**What this task involves:** Every line below that holds the word "JSON" must be listed.

**Recorded information:**

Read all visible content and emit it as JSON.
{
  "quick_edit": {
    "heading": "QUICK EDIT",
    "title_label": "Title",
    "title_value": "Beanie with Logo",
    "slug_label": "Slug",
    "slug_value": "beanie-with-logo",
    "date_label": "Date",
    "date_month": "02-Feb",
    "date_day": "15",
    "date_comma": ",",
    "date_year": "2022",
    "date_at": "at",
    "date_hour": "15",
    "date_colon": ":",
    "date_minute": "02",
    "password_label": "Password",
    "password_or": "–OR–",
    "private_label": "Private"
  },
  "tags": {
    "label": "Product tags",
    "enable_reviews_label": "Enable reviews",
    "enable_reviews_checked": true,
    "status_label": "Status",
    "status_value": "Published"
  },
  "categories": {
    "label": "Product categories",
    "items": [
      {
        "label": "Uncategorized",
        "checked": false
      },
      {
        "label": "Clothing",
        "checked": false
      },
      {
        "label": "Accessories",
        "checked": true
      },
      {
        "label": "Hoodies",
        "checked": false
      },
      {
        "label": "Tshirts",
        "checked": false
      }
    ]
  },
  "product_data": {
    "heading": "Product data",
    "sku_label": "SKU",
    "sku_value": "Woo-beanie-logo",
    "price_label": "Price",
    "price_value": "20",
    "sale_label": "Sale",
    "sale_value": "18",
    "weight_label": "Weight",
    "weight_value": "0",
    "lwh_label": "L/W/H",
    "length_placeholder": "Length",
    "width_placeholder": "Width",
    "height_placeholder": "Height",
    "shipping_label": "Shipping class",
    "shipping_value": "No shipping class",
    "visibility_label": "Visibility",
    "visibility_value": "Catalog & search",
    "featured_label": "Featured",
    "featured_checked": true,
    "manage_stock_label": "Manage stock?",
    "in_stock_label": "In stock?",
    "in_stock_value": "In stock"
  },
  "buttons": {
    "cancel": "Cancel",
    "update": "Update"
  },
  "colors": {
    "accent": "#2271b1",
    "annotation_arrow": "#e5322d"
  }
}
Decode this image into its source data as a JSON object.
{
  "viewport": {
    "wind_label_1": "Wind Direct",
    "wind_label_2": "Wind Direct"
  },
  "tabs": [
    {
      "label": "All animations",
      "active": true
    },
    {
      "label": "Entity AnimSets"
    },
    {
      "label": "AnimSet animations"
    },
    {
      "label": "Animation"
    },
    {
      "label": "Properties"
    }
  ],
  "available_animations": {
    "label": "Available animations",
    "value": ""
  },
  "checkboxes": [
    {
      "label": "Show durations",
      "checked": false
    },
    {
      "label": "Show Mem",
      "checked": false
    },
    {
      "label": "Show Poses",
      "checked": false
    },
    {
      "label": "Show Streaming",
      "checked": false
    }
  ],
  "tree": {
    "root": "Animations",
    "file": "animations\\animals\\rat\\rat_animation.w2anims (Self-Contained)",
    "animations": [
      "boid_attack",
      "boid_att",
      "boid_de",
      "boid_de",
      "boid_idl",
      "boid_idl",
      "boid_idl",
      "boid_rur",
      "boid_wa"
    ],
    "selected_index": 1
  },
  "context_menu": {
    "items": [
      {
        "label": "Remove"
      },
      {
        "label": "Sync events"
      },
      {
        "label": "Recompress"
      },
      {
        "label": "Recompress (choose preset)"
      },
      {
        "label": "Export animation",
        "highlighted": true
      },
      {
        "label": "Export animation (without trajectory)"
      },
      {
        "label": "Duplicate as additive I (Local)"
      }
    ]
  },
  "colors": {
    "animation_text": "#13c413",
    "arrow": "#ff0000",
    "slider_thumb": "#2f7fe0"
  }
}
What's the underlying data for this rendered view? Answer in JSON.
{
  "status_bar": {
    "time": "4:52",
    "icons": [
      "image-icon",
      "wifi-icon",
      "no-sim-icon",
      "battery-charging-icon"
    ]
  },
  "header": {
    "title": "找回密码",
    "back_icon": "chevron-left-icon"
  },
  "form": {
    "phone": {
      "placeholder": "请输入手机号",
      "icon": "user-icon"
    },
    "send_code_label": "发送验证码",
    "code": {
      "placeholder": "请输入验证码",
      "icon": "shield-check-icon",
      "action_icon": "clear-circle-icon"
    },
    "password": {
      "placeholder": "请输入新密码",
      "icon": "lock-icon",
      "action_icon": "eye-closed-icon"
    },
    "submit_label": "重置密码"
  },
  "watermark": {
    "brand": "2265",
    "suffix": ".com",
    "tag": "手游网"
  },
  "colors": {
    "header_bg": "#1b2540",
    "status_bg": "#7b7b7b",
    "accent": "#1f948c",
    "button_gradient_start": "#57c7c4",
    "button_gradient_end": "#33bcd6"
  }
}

**Task result:**
Read all visible content and emit it as JSON.
Decode this image into its source data as a JSON object.
What's the underlying data for this rendered view? Answer in JSON.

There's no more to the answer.